#### [MATERIAL FOR THE TASK]
((
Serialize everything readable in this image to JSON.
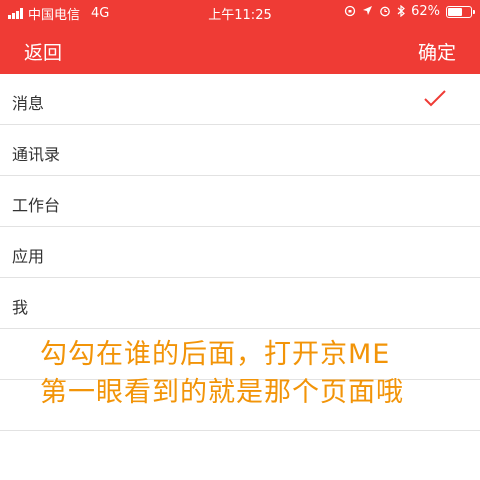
{
  "status_bar": {
    "carrier": "中国电信",
    "network": "4G",
    "time": "上午11:25",
    "battery_percent": "62%",
    "battery_level": 0.62
  },
  "nav": {
    "back_label": "返回",
    "confirm_label": "确定"
  },
  "list": {
    "items": [
      {
        "label": "消息",
        "checked": true
      },
      {
        "label": "通讯录",
        "checked": false
      },
      {
        "label": "工作台",
        "checked": false
      },
      {
        "label": "应用",
        "checked": false
      },
      {
        "label": "我",
        "checked": false
      },
      {
        "label": "",
        "checked": false
      },
      {
        "label": "",
        "checked": false
      }
    ]
  },
  "overlay": {
    "line1": "勾勾在谁的后面，打开京ME",
    "line2": "第一眼看到的就是那个页面哦"
  },
  "colors": {
    "brand_red": "#ef3b35",
    "check": "#ef3b35",
    "overlay_text": "#f29408"
  },
  "icons": {
    "signal": "signal-icon",
    "location": "location-icon",
    "alarm": "alarm-icon",
    "bluetooth": "bluetooth-icon",
    "lock": "rotation-lock-icon",
    "check": "check-icon"
  }
}
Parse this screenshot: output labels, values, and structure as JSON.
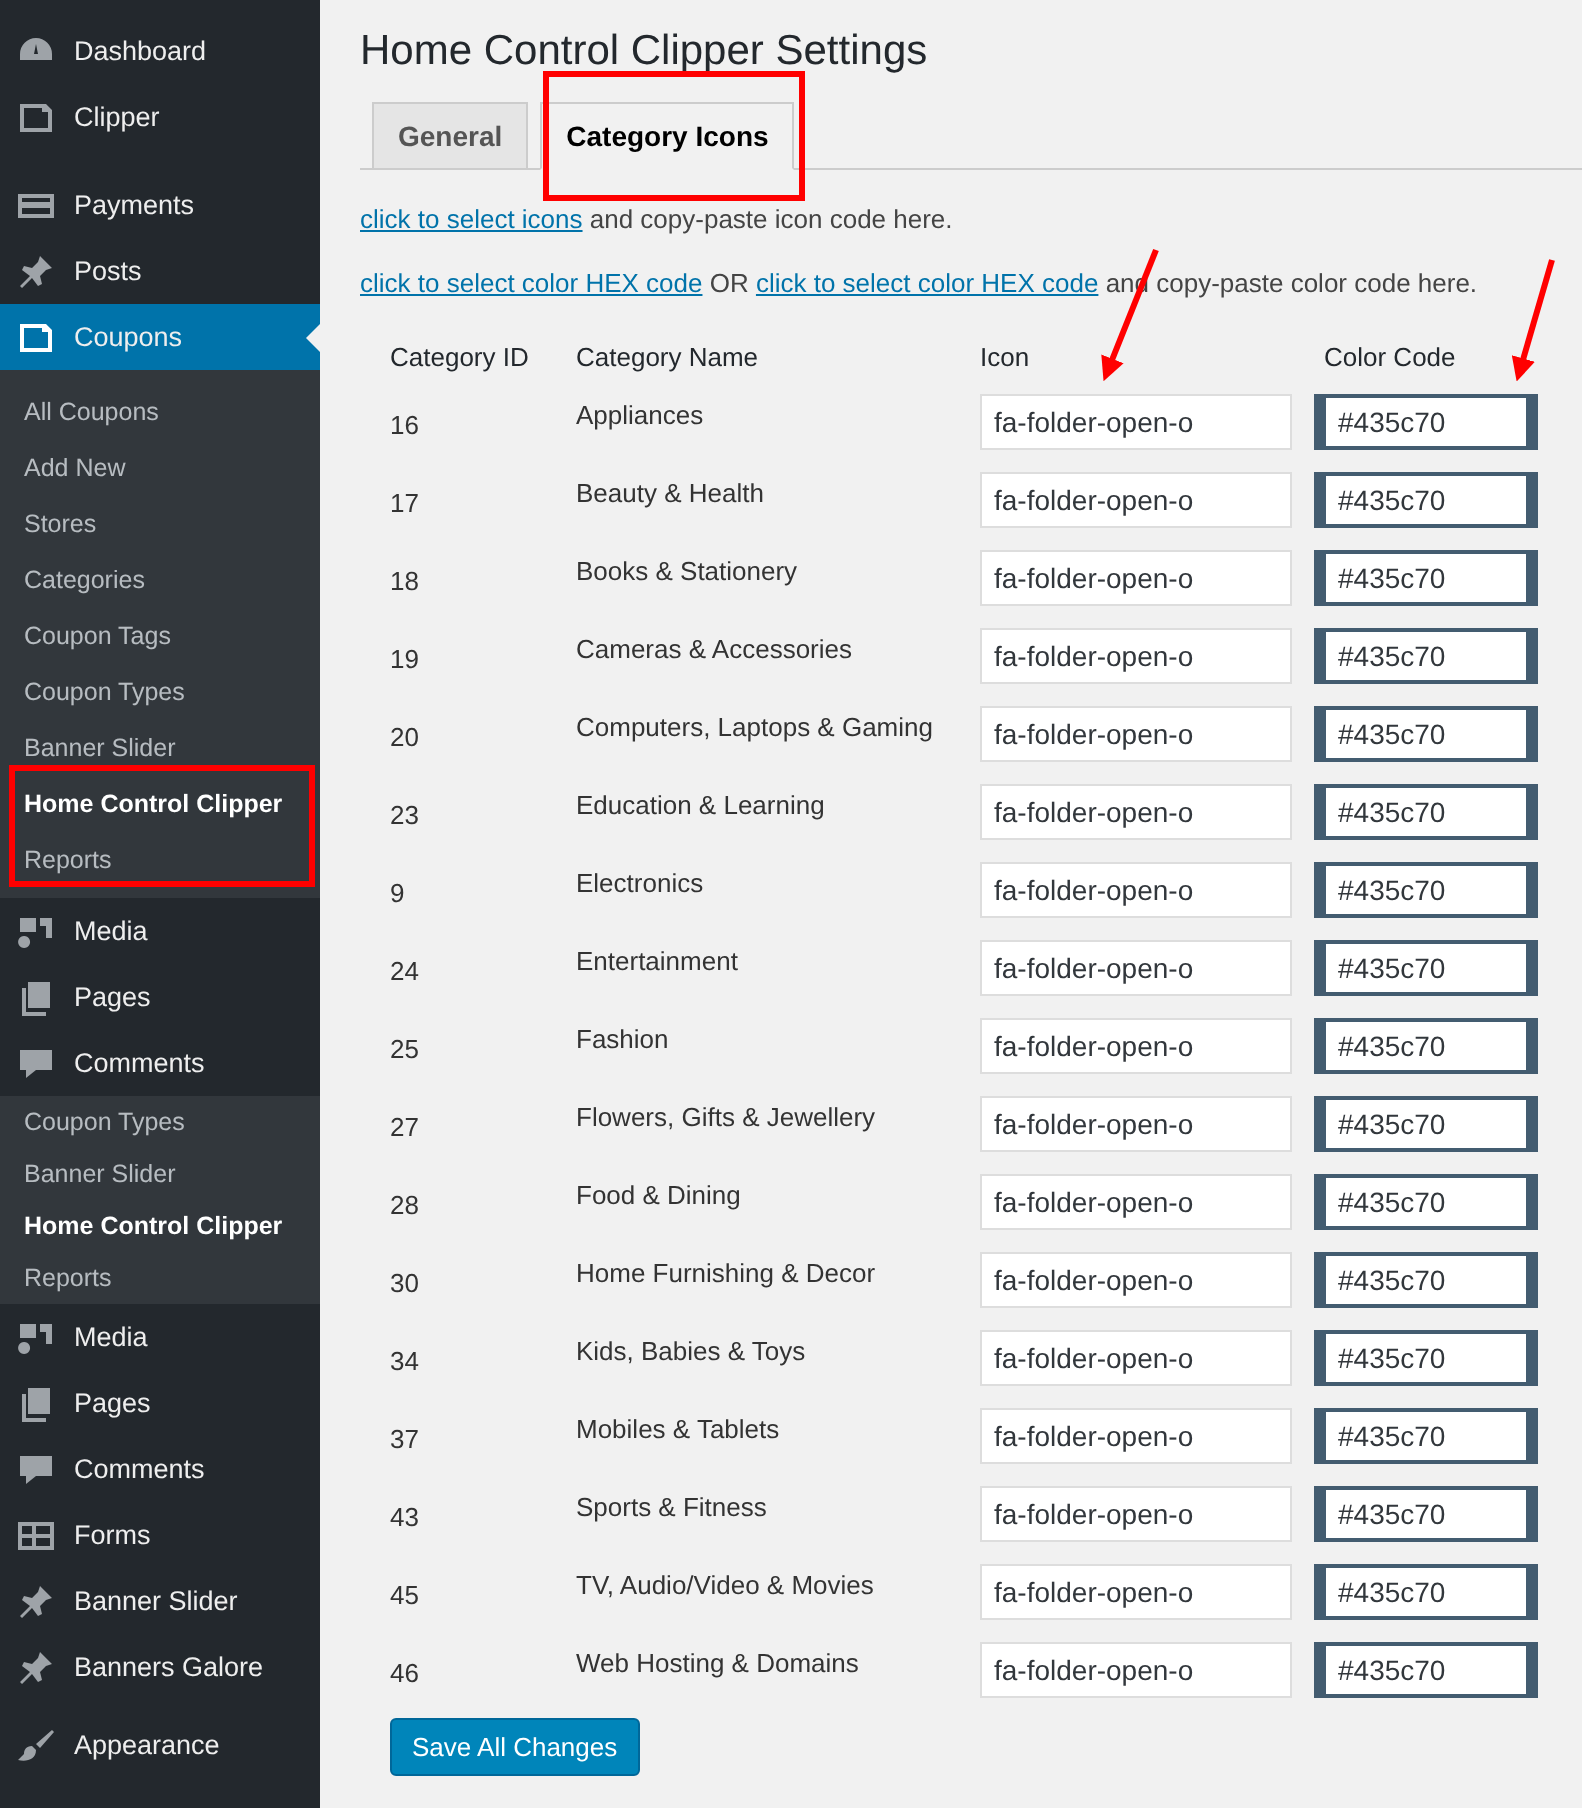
{
  "sidebar": [
    {
      "kind": "menu",
      "label": "Dashboard",
      "selected": false
    },
    {
      "kind": "menu",
      "label": "Clipper",
      "selected": false
    },
    {
      "kind": "separator"
    },
    {
      "kind": "menu",
      "label": "Payments",
      "selected": false
    },
    {
      "kind": "menu",
      "label": "Posts",
      "selected": false
    },
    {
      "kind": "menu",
      "label": "Coupons",
      "selected": true
    },
    {
      "kind": "submenu",
      "items": [
        {
          "label": "All Coupons",
          "selected": false
        },
        {
          "label": "Add New",
          "selected": false
        },
        {
          "label": "Stores",
          "selected": false
        },
        {
          "label": "Categories",
          "selected": false
        },
        {
          "label": "Coupon Tags",
          "selected": false
        },
        {
          "label": "Coupon Types",
          "selected": false
        },
        {
          "label": "Banner Slider",
          "selected": false
        },
        {
          "label": "Home Control Clipper",
          "selected": true
        },
        {
          "label": "Reports",
          "selected": false
        }
      ]
    },
    {
      "kind": "menu",
      "label": "Media",
      "selected": false
    },
    {
      "kind": "menu",
      "label": "Pages",
      "selected": false
    },
    {
      "kind": "menu",
      "label": "Comments",
      "selected": false
    },
    {
      "kind": "submenu",
      "items": [
        {
          "label": "Coupon Types",
          "selected": false
        },
        {
          "label": "Banner Slider",
          "selected": false
        },
        {
          "label": "Home Control Clipper",
          "selected": true
        },
        {
          "label": "Reports",
          "selected": false
        }
      ]
    },
    {
      "kind": "menu",
      "label": "Media",
      "selected": false
    },
    {
      "kind": "menu",
      "label": "Pages",
      "selected": false
    },
    {
      "kind": "menu",
      "label": "Comments",
      "selected": false
    },
    {
      "kind": "menu",
      "label": "Forms",
      "selected": false
    },
    {
      "kind": "menu",
      "label": "Banner Slider",
      "selected": false
    },
    {
      "kind": "menu",
      "label": "Banners Galore",
      "selected": false
    },
    {
      "kind": "separator"
    },
    {
      "kind": "menu",
      "label": "Appearance",
      "selected": false
    }
  ],
  "page": {
    "title": "Home Control Clipper Settings",
    "tabs": [
      {
        "label": "General",
        "selected": false
      },
      {
        "label": "Category Icons",
        "selected": true
      }
    ],
    "help": [
      [
        {
          "kind": "link",
          "text": "click to select icons"
        },
        {
          "kind": "text",
          "text": " and copy-paste icon code here."
        }
      ],
      [
        {
          "kind": "link",
          "text": "click to select color HEX code"
        },
        {
          "kind": "text",
          "text": " OR "
        },
        {
          "kind": "link",
          "text": "click to select color HEX code"
        },
        {
          "kind": "text",
          "text": " and copy-paste color code here."
        }
      ]
    ],
    "table": {
      "columns": [
        "Category ID",
        "Category Name",
        "Icon",
        "Color Code"
      ],
      "rows": [
        {
          "id": "16",
          "name": "Appliances",
          "icon": "fa-folder-open-o",
          "color": "#435c70"
        },
        {
          "id": "17",
          "name": "Beauty & Health",
          "icon": "fa-folder-open-o",
          "color": "#435c70"
        },
        {
          "id": "18",
          "name": "Books & Stationery",
          "icon": "fa-folder-open-o",
          "color": "#435c70"
        },
        {
          "id": "19",
          "name": "Cameras & Accessories",
          "icon": "fa-folder-open-o",
          "color": "#435c70"
        },
        {
          "id": "20",
          "name": "Computers, Laptops & Gaming",
          "icon": "fa-folder-open-o",
          "color": "#435c70"
        },
        {
          "id": "23",
          "name": "Education & Learning",
          "icon": "fa-folder-open-o",
          "color": "#435c70"
        },
        {
          "id": "9",
          "name": "Electronics",
          "icon": "fa-folder-open-o",
          "color": "#435c70"
        },
        {
          "id": "24",
          "name": "Entertainment",
          "icon": "fa-folder-open-o",
          "color": "#435c70"
        },
        {
          "id": "25",
          "name": "Fashion",
          "icon": "fa-folder-open-o",
          "color": "#435c70"
        },
        {
          "id": "27",
          "name": "Flowers, Gifts & Jewellery",
          "icon": "fa-folder-open-o",
          "color": "#435c70"
        },
        {
          "id": "28",
          "name": "Food & Dining",
          "icon": "fa-folder-open-o",
          "color": "#435c70"
        },
        {
          "id": "30",
          "name": "Home Furnishing & Decor",
          "icon": "fa-folder-open-o",
          "color": "#435c70"
        },
        {
          "id": "34",
          "name": "Kids, Babies & Toys",
          "icon": "fa-folder-open-o",
          "color": "#435c70"
        },
        {
          "id": "37",
          "name": "Mobiles & Tablets",
          "icon": "fa-folder-open-o",
          "color": "#435c70"
        },
        {
          "id": "43",
          "name": "Sports & Fitness",
          "icon": "fa-folder-open-o",
          "color": "#435c70"
        },
        {
          "id": "45",
          "name": "TV, Audio/Video & Movies",
          "icon": "fa-folder-open-o",
          "color": "#435c70"
        },
        {
          "id": "46",
          "name": "Web Hosting & Domains",
          "icon": "fa-folder-open-o",
          "color": "#435c70"
        }
      ]
    },
    "save_button": "Save All Changes"
  }
}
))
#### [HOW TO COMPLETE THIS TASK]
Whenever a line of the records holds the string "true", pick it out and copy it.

#### [REPLY]
        "checked": true
      "selected": true
          "selected": true
          "selected": true
        "selected": true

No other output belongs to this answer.